The Later Years (what is worthy enough to mention)
By 1990, EMI was pursuing Zomba fairly heavily, so BMG (who owned RCA) purchased a large minority stake in the label. They would buy more shares later in 1996 and by 2001, BMG/RCA would purchase Jive Records for 2 Billion dollars, thus ending Jive’s run as an independent label.. In 2004, BMG and Sony merged, with the Sony name being installed.
As I mentioned Jive has been behind many a classic album. Everything from “By All Means Necessary” to the first three Tribe albums, to overlook their contribution to the hip hop game would be unfortunate. They’ve also been behind some classics that only the true hip hop heads would latch on to, such as the Steady B releases and Schoolly D’s stuff and the three Skinny Boys albums. It my younger day, if I say that Jive logo on a tape, I bought it pretty much. True, the label has had it’s problems, with both KRS and Tribe throwing some jabs at the label in the past, but the bottom line is, when Jive was an independent (even though it had some big dogs behind it), it had a hellva roster. It’s one of those labels that it’s legacy gets lost in the grand scheme of things. We’ll just forgot about the pop garbage they have resorted to putting out in the late 90′s and the new century.
Artists Signed to Jive in the Past (Missing some? Let me know!)
A Tribe Called Quest
Boogie Down Productions
Crustified Dibbs (R.A. The Rugged Man’s group. He would be booted from the label for supposedly sexually harrassing a label secatary, reportedly pulling his dick out for her)
Celly Cel, B-Legit, The Click, E-40 (all with Sick Wid It and Jive)

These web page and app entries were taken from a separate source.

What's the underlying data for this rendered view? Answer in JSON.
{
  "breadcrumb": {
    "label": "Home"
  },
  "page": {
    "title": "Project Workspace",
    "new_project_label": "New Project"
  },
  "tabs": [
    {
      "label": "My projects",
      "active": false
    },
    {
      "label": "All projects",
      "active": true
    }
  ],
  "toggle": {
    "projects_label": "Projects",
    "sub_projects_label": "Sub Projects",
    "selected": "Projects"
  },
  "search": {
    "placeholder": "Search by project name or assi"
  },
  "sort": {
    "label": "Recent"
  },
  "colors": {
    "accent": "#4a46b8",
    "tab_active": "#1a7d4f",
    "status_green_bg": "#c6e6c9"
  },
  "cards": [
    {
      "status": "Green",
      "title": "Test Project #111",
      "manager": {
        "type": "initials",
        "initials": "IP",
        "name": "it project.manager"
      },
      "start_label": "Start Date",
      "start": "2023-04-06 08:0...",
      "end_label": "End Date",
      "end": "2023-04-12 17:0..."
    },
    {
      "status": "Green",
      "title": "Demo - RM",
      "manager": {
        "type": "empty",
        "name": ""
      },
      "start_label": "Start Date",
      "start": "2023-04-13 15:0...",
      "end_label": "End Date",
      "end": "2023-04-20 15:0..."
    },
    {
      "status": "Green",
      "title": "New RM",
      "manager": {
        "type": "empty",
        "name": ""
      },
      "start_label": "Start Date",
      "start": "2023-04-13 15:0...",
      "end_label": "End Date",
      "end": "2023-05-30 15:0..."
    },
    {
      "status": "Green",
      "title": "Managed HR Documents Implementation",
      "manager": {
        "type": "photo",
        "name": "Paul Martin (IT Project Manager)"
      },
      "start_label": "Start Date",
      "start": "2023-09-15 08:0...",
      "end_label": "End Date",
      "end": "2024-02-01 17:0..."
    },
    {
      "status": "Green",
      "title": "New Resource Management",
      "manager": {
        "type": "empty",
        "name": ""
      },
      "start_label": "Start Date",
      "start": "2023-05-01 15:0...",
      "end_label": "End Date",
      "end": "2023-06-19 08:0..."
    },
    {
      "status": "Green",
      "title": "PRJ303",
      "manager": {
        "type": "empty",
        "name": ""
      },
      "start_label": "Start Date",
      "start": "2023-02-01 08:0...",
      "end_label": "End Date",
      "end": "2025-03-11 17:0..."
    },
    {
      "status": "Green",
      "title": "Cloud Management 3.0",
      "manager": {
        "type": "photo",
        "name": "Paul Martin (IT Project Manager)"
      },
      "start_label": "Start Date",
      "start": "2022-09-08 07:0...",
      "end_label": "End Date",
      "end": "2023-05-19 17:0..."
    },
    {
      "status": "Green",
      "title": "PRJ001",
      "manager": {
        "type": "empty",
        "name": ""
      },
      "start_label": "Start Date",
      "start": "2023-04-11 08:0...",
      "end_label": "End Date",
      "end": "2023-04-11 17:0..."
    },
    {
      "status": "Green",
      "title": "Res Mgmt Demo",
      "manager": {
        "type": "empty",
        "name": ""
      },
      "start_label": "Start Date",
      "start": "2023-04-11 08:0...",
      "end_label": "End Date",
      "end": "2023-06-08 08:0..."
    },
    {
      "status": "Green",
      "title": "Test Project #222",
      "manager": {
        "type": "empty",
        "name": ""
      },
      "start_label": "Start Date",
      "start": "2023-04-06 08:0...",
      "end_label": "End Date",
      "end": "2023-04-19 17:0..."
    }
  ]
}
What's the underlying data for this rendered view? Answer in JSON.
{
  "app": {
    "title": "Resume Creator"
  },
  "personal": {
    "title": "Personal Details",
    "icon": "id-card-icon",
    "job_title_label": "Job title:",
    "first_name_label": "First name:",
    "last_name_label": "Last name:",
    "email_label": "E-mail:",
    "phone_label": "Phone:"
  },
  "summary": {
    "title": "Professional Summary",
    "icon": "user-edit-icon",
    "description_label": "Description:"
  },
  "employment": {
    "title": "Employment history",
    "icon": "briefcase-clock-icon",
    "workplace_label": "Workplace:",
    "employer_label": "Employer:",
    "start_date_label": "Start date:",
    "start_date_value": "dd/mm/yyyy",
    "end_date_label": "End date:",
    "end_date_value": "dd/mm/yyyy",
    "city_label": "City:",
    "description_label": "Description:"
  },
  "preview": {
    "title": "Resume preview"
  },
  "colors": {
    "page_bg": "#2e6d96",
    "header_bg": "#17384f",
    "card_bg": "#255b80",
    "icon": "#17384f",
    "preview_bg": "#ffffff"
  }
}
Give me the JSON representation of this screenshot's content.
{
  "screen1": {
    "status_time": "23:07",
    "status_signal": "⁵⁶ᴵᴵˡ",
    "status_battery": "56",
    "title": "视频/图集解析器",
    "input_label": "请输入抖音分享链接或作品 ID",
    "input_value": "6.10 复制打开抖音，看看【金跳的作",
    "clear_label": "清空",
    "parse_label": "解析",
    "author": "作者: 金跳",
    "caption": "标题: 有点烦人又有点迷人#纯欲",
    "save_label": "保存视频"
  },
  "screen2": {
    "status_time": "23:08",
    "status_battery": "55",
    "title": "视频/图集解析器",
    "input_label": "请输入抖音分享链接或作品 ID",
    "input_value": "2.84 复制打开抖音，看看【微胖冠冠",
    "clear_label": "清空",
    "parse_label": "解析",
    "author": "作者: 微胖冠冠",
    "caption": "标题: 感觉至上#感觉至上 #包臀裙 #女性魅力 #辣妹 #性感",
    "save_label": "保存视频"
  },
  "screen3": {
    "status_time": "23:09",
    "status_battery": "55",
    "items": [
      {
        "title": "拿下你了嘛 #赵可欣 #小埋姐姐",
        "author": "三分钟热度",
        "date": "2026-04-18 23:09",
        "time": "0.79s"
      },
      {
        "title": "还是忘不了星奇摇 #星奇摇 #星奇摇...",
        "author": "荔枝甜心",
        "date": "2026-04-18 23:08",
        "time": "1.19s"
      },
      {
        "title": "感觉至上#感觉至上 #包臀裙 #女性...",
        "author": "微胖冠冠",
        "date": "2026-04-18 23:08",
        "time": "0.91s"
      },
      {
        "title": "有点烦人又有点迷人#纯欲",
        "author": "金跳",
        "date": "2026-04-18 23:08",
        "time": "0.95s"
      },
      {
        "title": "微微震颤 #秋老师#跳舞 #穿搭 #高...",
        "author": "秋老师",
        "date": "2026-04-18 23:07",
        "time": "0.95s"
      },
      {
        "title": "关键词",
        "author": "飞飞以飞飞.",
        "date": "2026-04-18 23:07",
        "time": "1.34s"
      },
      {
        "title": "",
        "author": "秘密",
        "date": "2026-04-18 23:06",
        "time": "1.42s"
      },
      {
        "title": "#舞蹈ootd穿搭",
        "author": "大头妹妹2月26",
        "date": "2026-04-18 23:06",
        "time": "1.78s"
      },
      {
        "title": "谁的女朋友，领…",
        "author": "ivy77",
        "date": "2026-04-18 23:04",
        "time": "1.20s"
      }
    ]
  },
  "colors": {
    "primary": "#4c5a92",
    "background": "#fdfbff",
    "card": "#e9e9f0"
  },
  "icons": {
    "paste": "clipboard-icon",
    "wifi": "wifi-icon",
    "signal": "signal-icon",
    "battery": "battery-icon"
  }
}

DJ Jazzy Jeff & The Fresh Prince
Jazzy Jeff (not the D.J., released 1985′s On Fire LP)
Kool Moe Dee
Kool Rock Jay & DJ Slice
Mobb Deep (Infamous/Jive)
Souls of Mischief
Wee Papa Girl Rappers
White Boy Mike & D.J. The Boy